The solutions also differ. Bhagwati has been a strong votary of free markets, and was a critic of Indian economic policy as far back as 1969. Sen is more statist in comparison. Bhagwati argues that India needs reforms to push growth. Sen believes growth is meaningless without government spending on human capabilities.
In a powerful speech he gave to Indian parliamentarians in 2010, Bhagwati argued that it was a myth that reforms had not helped the poor. He said: “Politicians would do well to strengthen the conventional reforms, which I call Stage 1 reforms, by extending them to the unfinished reform agenda of the early 1990s. In particular, further liberalization of trade in all sectors, substantial freeing up of the retail sector, and virtually all labour market reforms are still pending. Such intensification and broadening of Stage 1 reforms can only add to the good that these reforms do for the poor and the underprivileged… These conventional reforms have also generated revenues which can finally be spent on targeted health and education so as to additionally improve the well-being of the poor: these are what I call Stage 2 reforms which were, let me remind you, in the minds of our earliest planners.”
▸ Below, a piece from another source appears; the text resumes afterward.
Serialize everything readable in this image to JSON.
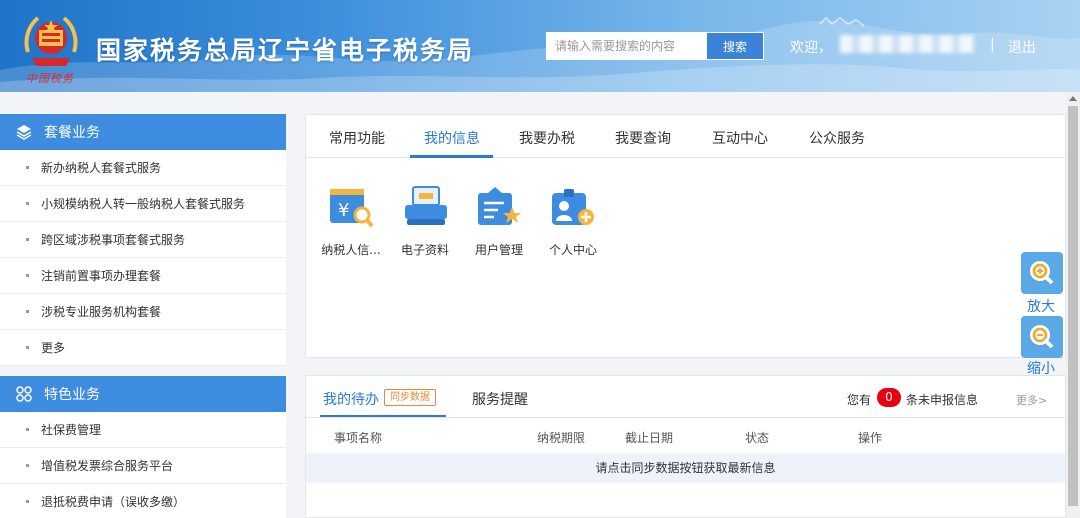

Now compare this with what Sen wrote in an article published this month in The New York Times, once again warning against an overarching obsession with economic growth: “For years, India’s economic growth rate ranked second among the world’s large economies, after China, which it has consistently trailed by at least one percentage point. The hope that India might overtake China one day in economic growth now seems a distant one. But that comparison is not what should worry Indians most. The far greater gap between India and China is in the provision of essential public services—a failing that depresses living standards and is a persistent drag on growth.”
The Bhagwati-versus-Sen debate bubbles up to the surface every now and then, drawing others into the fray. One prime example is an online debate in 2011—illuminating and entertaining in equal measure—that drew contributions from several top economists, after Sen told the Financial Times, soon after the Bhagwati lecture in defence of reforms, that it was “very stupid” to focus so heavily on growth while India had such high levels of malnutrition.
Battle of ideas is what t is:
The battle of ideas is not just that. Sen has for long held up the Kerala model as an ideal, while his critics have pointed out that the southern state had relatively better human development indicators even before independence, and its lead has nothing to do with policy since 1947. Bhagwati is more impressed by the Gujarat model based on rapid economic growth, while critics of Modi rarely tire of pointing out how Gujarat lags in human development indicators.
Interestingly, the two rival pairs of economists have new books out presenting their solutions for India. In Why Growth Matters: How Economic Growth in India Reduced Poverty and the Lessons for Other Developing Countries, Bhagwati and Panagariya again present growth as the panacea for all of India’s problems. The book came out a little before An Uncertain Glory: India and its Contradictions, where Sen and Drèze once again prescribe large-scale, state-run social programmes that are adequately monitored as the solution.
The battle of ideas featuring the two great economists in some ways captures a deeper question facing Indian political leaders: should India aim for growth that will lift incomes or should it first address social issues such as inequality and malnutrition that will eventually hinder growth?
The maze called India and its economy. It is about balancing so many interests that one is just lost for answers. This balancing act of growth vs equality leads to several issues. There are flaws in both the models. One assumes growth will take care of everything and the other believes Indian State can address inequality despite several evidence pointing to the contrary. It is like this chicken and egg situation – which came first and in our case which should come first?
Inequality is not just an Indian problem. It is pretty much a global problem as well. The great moderation phase has duped one and for all. There are many versions of what led to rise in inequality which was somehow hidden behind the great moderation. As the bubble burst the inequality thing has sprung a surprise. So one has to understand this growth vs inequality debate much broadly as well.
No easy answers at all..